» Exercise aim: A copy is needed of each line in the records that has the word "SerialCominicationProject".
▽
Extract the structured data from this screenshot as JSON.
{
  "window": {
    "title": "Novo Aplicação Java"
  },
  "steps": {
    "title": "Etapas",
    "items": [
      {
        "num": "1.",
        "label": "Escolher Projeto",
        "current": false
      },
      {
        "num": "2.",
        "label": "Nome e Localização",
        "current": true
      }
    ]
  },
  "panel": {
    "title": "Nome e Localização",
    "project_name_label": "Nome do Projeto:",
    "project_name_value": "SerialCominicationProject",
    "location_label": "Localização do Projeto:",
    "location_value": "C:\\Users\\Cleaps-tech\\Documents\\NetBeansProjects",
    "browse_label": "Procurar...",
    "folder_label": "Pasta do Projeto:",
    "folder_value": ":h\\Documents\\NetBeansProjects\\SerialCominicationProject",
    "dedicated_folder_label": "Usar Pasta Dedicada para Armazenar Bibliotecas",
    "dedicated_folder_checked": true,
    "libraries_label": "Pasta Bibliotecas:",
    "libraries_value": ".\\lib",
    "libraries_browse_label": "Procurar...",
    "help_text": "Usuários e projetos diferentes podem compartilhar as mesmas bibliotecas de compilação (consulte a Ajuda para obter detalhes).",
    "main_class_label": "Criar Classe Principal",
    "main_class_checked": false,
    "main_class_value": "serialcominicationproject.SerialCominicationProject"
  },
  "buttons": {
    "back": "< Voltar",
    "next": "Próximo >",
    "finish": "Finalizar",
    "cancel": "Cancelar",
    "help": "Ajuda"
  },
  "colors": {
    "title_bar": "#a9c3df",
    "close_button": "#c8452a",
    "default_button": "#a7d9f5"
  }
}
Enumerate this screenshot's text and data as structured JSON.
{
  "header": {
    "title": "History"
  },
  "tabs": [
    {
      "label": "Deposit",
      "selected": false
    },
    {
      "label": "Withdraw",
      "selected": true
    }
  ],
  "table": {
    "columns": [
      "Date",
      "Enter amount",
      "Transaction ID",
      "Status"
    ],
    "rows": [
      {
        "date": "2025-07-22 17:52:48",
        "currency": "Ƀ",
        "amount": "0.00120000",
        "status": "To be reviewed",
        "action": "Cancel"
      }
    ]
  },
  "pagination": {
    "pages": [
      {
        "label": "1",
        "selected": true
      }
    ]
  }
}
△
» Answer for the task:
    "project_name_value": "SerialCominicationProject",
    "folder_value": ":h\\Documents\\NetBeansProjects\\SerialCominicationProject",
    "main_class_value": "serialcominicationproject.SerialCominicationProject"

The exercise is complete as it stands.